→ **WHAT THE TASK REQUIRES**
Write out each line of the records that has "سلامت" in it.

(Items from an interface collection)
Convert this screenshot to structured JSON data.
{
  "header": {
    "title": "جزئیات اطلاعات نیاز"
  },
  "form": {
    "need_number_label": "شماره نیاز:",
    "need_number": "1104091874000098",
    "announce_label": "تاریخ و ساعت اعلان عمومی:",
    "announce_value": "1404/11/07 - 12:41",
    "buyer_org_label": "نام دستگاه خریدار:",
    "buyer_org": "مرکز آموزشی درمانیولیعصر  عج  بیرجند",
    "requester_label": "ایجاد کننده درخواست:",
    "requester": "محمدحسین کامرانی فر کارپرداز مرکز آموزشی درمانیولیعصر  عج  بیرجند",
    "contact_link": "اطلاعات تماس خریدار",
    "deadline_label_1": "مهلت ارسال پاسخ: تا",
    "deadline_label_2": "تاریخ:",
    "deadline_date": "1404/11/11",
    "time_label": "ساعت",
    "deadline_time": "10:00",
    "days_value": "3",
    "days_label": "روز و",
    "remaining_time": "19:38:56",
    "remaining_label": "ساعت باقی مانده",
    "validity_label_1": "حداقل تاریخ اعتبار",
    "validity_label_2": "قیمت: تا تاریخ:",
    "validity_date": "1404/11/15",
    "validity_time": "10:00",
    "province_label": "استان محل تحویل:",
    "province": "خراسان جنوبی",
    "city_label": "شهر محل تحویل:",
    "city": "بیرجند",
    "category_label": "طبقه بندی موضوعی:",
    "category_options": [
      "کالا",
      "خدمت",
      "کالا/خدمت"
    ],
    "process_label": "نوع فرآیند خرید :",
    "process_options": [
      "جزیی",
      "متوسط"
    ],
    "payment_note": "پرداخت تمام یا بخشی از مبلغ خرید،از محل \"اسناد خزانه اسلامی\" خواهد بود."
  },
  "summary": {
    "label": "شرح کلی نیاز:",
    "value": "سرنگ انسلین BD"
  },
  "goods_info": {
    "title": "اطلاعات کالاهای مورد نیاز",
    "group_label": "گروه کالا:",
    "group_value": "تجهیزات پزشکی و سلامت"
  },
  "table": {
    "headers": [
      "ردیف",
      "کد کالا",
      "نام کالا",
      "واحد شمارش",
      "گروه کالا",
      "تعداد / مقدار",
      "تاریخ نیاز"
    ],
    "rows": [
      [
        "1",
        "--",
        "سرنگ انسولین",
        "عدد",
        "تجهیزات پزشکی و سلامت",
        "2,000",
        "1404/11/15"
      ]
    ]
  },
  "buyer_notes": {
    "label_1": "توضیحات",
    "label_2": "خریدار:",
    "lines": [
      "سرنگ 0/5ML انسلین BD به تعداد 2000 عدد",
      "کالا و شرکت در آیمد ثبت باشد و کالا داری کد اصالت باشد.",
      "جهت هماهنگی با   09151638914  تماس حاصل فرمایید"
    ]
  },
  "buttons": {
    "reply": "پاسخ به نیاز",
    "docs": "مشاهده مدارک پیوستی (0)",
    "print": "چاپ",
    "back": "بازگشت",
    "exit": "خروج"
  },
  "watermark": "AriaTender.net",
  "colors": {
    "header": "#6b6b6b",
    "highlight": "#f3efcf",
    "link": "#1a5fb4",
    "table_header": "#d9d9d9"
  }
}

→ **ANSWER FOR THE TASK**
    "group_value": "تجهیزات پزشکی و سلامت"
        "تجهیزات پزشکی و سلامت",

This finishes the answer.